(Data records for software interfaces)
- Opening Delimiter -

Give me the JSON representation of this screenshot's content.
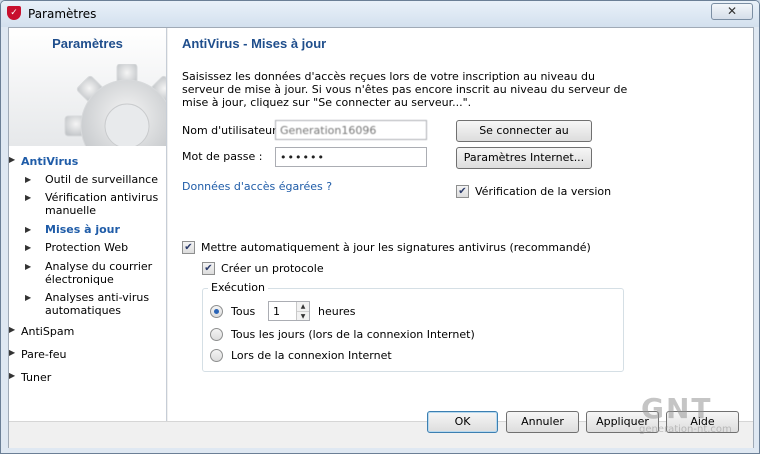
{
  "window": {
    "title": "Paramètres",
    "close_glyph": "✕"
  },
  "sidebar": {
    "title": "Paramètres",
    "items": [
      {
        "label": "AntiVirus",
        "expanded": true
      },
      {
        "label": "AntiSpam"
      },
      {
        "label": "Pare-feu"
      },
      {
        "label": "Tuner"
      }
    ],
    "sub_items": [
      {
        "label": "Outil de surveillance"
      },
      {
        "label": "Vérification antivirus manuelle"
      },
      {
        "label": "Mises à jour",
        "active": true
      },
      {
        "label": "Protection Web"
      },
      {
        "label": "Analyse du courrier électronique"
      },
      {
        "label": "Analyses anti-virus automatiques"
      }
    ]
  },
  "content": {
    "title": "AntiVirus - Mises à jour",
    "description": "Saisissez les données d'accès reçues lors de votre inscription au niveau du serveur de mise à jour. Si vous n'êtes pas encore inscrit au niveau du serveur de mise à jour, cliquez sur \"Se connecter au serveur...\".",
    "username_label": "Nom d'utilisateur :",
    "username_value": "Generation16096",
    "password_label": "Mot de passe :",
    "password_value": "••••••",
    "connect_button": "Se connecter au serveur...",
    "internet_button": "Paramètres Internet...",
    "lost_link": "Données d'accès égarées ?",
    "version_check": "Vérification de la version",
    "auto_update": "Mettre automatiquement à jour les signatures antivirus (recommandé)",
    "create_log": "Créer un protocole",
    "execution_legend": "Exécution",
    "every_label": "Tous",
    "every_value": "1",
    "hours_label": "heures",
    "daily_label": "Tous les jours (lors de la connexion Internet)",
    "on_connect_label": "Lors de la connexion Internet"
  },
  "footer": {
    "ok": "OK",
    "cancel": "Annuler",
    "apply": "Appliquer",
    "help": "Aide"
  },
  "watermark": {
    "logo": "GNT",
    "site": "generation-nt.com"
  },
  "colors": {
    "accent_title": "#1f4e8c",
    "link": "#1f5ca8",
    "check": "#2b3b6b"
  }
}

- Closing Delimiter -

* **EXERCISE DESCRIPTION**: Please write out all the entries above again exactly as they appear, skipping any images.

* **ANSWER FOR THIS EXERCISE**:
Give me the JSON representation of this screenshot's content.
{
  "window": {
    "title": "Paramètres",
    "close_glyph": "✕"
  },
  "sidebar": {
    "title": "Paramètres",
    "items": [
      {
        "label": "AntiVirus",
        "expanded": true
      },
      {
        "label": "AntiSpam"
      },
      {
        "label": "Pare-feu"
      },
      {
        "label": "Tuner"
      }
    ],
    "sub_items": [
      {
        "label": "Outil de surveillance"
      },
      {
        "label": "Vérification antivirus manuelle"
      },
      {
        "label": "Mises à jour",
        "active": true
      },
      {
        "label": "Protection Web"
      },
      {
        "label": "Analyse du courrier électronique"
      },
      {
        "label": "Analyses anti-virus automatiques"
      }
    ]
  },
  "content": {
    "title": "AntiVirus - Mises à jour",
    "description": "Saisissez les données d'accès reçues lors de votre inscription au niveau du serveur de mise à jour. Si vous n'êtes pas encore inscrit au niveau du serveur de mise à jour, cliquez sur \"Se connecter au serveur...\".",
    "username_label": "Nom d'utilisateur :",
    "username_value": "Generation16096",
    "password_label": "Mot de passe :",
    "password_value": "••••••",
    "connect_button": "Se connecter au serveur...",
    "internet_button": "Paramètres Internet...",
    "lost_link": "Données d'accès égarées ?",
    "version_check": "Vérification de la version",
    "auto_update": "Mettre automatiquement à jour les signatures antivirus (recommandé)",
    "create_log": "Créer un protocole",
    "execution_legend": "Exécution",
    "every_label": "Tous",
    "every_value": "1",
    "hours_label": "heures",
    "daily_label": "Tous les jours (lors de la connexion Internet)",
    "on_connect_label": "Lors de la connexion Internet"
  },
  "footer": {
    "ok": "OK",
    "cancel": "Annuler",
    "apply": "Appliquer",
    "help": "Aide"
  },
  "watermark": {
    "logo": "GNT",
    "site": "generation-nt.com"
  },
  "colors": {
    "accent_title": "#1f4e8c",
    "link": "#1f5ca8",
    "check": "#2b3b6b"
  }
}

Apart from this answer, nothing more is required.